Entries shown:
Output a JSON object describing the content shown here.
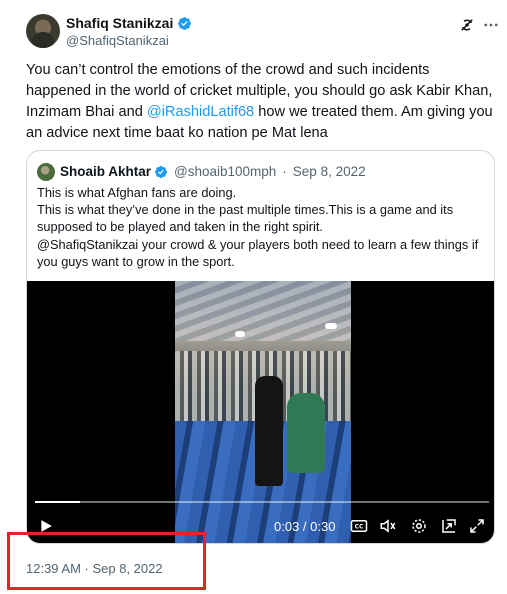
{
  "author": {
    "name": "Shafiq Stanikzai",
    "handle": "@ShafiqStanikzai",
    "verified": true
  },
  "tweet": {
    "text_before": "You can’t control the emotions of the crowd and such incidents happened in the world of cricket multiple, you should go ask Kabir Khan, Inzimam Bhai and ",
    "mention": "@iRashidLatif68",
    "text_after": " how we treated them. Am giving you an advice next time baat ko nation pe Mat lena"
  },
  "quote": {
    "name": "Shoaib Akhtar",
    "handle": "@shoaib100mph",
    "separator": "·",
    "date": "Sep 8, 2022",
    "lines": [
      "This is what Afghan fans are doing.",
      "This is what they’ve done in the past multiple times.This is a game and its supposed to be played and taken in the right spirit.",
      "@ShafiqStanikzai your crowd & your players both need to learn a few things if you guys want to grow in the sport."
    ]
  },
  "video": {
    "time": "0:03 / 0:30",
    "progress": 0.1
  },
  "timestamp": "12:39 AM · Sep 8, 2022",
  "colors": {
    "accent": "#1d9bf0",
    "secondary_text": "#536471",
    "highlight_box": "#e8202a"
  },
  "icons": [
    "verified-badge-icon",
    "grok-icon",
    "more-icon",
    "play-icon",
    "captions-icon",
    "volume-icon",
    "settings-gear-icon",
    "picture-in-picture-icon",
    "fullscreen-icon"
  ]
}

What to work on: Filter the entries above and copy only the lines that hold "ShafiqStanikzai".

Answer for the task:
    "handle": "@ShafiqStanikzai",
      "@ShafiqStanikzai your crowd & your players both need to learn a few things if you guys want to grow in the sport."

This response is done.